In an extraordinary dress rehearsal for the day a deadly rock threatens Earth, a NASA spacecraft slammed into an asteroid at breakneck speed on Monday.
A harmless asteroid 7.6 million miles (9.6 million kilometres) away saw the galactic grand slam as the spacecraft Dart slammed into it at 14,000 mph (22,500 kph). Scientists anticipated that the collision would modify the asteroid’s orbit, create a crater, and send streams of boulders and debris into space. In order to see the spectacle, telescopes on Earth and in space pointed at the same spot in the sky. Dart’s radio communication quickly stopped, making the hit instantly apparent, but it will take days or perhaps weeks to assess how much the asteroid’s path was altered.
They are the perfect candidates for the test to save the earth because they have been orbiting the sun for ages without endangering Earth. The Double Asteroid Redirection Test (DART), a vending machine-sized spacecraft that was launched in November, used novel navigational techniques created by the mission manager and spacecraft builder Johns Hopkins University’s Applied Physics Laboratory. Only an hour before impact, Dart’s on-board camera, a crucial component of this clever navigation system, saw Dimorphos. Elena Adams, a Johns Hopkins mission systems engineer, yelled, “Woo hoo!” Dimorphos is being seen, which is amazing, wonderful. Adams and other ground controllers in Laurel, Maryland watched with mounting enthusiasm as Dimorphos loomed larger and larger in the field of view alongside its bigger companion with an image coming back to Earth every second.

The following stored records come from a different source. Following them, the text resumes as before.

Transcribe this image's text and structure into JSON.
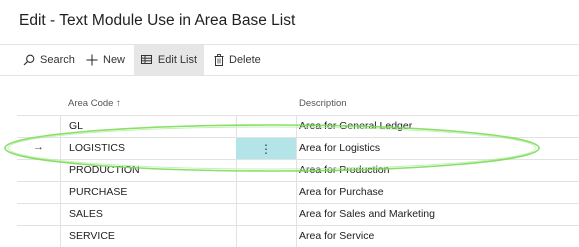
{
  "page": {
    "title": "Edit - Text Module Use in Area Base List"
  },
  "toolbar": {
    "search_label": "Search",
    "new_label": "New",
    "edit_list_label": "Edit List",
    "delete_label": "Delete"
  },
  "columns": {
    "area_code": "Area Code",
    "sort_indicator": "↑",
    "description": "Description"
  },
  "rows": [
    {
      "code": "GL",
      "description": "Area for General Ledger"
    },
    {
      "code": "LOGISTICS",
      "description": "Area for Logistics"
    },
    {
      "code": "PRODUCTION",
      "description": "Area for Production"
    },
    {
      "code": "PURCHASE",
      "description": "Area for Purchase"
    },
    {
      "code": "SALES",
      "description": "Area for Sales and Marketing"
    },
    {
      "code": "SERVICE",
      "description": "Area for Service"
    }
  ],
  "selection": {
    "row_arrow": "→",
    "row_menu": "⋮"
  },
  "colors": {
    "selected_cell": "#b3e5e8",
    "annotation_ellipse": "#7cdc5a"
  },
  "icons": {
    "search": "search-icon",
    "new": "plus-icon",
    "edit_list": "edit-list-icon",
    "delete": "trash-icon"
  }
}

Given adequate time, planetary security specialists recommend moving a potentially dangerous asteroid or comet out of the path rather than blowing it up and creating several bits that could fall on Earth. For large space rocks, many impactors could be required, or even a combination of impactors and hypothetical “gravity tractors,” which would use their own gravity to drag an asteroid into a safer orbit.

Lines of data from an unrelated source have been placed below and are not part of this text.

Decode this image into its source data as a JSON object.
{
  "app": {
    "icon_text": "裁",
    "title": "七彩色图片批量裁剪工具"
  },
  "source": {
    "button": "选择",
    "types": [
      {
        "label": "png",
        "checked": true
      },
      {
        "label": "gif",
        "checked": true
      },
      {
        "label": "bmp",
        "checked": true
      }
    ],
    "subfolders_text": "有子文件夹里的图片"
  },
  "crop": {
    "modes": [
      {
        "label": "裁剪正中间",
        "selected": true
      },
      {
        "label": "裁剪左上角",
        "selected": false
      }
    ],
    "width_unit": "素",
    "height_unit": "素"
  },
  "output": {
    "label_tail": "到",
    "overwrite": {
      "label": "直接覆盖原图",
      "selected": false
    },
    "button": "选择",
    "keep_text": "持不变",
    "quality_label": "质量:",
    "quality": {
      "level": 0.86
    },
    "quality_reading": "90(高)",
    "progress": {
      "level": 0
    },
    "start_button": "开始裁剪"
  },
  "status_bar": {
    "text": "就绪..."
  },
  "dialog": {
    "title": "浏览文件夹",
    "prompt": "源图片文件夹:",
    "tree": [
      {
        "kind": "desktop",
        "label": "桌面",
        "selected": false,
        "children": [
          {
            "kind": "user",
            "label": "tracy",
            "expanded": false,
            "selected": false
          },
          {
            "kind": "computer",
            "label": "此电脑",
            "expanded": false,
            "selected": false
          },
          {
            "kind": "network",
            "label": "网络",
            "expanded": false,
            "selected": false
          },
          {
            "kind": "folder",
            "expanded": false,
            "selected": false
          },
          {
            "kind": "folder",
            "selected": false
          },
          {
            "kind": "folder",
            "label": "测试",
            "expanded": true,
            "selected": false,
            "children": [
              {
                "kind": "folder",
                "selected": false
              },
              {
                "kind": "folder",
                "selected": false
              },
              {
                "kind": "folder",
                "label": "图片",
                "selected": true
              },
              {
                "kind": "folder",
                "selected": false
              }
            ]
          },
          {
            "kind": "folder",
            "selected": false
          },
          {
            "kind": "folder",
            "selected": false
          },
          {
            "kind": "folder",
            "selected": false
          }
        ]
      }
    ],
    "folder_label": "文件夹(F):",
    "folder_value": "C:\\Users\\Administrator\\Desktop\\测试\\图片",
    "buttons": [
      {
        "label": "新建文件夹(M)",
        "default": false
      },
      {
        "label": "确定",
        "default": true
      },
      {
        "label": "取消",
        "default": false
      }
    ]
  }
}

In reference to the mass extinction that occurred 66 million years ago and is thought to have been brought on by a significant asteroid impact, volcanic eruptions, or both, NASA’s senior climate adviser Katherine Calvin said, “The dinosaurs didn’t have a space programme to help them know what was coming, but we do.”
Since its founding by astronauts and scientists 20 years ago, the non-profit B612 Foundation has pushed for impact tests like Dart to safeguard Earth against asteroids. Despite Monday’s accomplishment, the executive director of the charity and a former astronaut Ed Lu cautioned that more has to be done to discover the numerous space rocks that are still out there. According to NASA, considerably fewer than half of the projected 25,000 near-Earth objects in the hazardous 460-foot (140-meter) range have been found. And of the millions of smaller asteroids that have the potential to cause extensive damage, less than 1% are known.
(source : AP)